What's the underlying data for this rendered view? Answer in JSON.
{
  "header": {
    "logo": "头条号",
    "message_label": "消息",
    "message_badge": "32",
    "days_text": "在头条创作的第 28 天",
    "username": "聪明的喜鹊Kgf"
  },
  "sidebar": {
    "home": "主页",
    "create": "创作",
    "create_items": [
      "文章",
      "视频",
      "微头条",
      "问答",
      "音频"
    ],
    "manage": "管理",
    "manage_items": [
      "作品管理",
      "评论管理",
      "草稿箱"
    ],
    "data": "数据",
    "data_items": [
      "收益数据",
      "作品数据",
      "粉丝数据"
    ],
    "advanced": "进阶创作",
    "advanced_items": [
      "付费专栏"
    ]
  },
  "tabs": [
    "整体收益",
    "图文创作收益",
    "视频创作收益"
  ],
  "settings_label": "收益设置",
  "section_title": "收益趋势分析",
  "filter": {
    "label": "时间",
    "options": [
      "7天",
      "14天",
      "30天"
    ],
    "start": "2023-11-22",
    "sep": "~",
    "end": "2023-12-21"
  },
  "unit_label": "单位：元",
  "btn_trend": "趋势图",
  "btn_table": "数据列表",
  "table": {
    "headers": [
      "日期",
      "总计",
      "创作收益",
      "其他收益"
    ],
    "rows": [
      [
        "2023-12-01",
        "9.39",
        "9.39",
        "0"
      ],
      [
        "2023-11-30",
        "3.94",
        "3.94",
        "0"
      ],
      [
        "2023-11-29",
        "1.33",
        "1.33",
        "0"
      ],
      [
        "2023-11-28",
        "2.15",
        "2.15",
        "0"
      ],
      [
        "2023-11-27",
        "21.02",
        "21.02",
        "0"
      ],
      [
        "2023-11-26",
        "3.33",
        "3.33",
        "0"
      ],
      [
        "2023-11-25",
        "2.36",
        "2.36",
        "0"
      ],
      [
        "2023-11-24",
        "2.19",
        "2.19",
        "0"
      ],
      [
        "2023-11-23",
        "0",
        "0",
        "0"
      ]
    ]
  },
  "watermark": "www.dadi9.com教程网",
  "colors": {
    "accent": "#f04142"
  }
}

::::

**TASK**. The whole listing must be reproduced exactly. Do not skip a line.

**EXPECTED ANSWER**.
What's the underlying data for this rendered view? Answer in JSON.
{
  "header": {
    "logo": "头条号",
    "message_label": "消息",
    "message_badge": "32",
    "days_text": "在头条创作的第 28 天",
    "username": "聪明的喜鹊Kgf"
  },
  "sidebar": {
    "home": "主页",
    "create": "创作",
    "create_items": [
      "文章",
      "视频",
      "微头条",
      "问答",
      "音频"
    ],
    "manage": "管理",
    "manage_items": [
      "作品管理",
      "评论管理",
      "草稿箱"
    ],
    "data": "数据",
    "data_items": [
      "收益数据",
      "作品数据",
      "粉丝数据"
    ],
    "advanced": "进阶创作",
    "advanced_items": [
      "付费专栏"
    ]
  },
  "tabs": [
    "整体收益",
    "图文创作收益",
    "视频创作收益"
  ],
  "settings_label": "收益设置",
  "section_title": "收益趋势分析",
  "filter": {
    "label": "时间",
    "options": [
      "7天",
      "14天",
      "30天"
    ],
    "start": "2023-11-22",
    "sep": "~",
    "end": "2023-12-21"
  },
  "unit_label": "单位：元",
  "btn_trend": "趋势图",
  "btn_table": "数据列表",
  "table": {
    "headers": [
      "日期",
      "总计",
      "创作收益",
      "其他收益"
    ],
    "rows": [
      [
        "2023-12-01",
        "9.39",
        "9.39",
        "0"
      ],
      [
        "2023-11-30",
        "3.94",
        "3.94",
        "0"
      ],
      [
        "2023-11-29",
        "1.33",
        "1.33",
        "0"
      ],
      [
        "2023-11-28",
        "2.15",
        "2.15",
        "0"
      ],
      [
        "2023-11-27",
        "21.02",
        "21.02",
        "0"
      ],
      [
        "2023-11-26",
        "3.33",
        "3.33",
        "0"
      ],
      [
        "2023-11-25",
        "2.36",
        "2.36",
        "0"
      ],
      [
        "2023-11-24",
        "2.19",
        "2.19",
        "0"
      ],
      [
        "2023-11-23",
        "0",
        "0",
        "0"
      ]
    ]
  },
  "watermark": "www.dadi9.com教程网",
  "colors": {
    "accent": "#f04142"
  }
}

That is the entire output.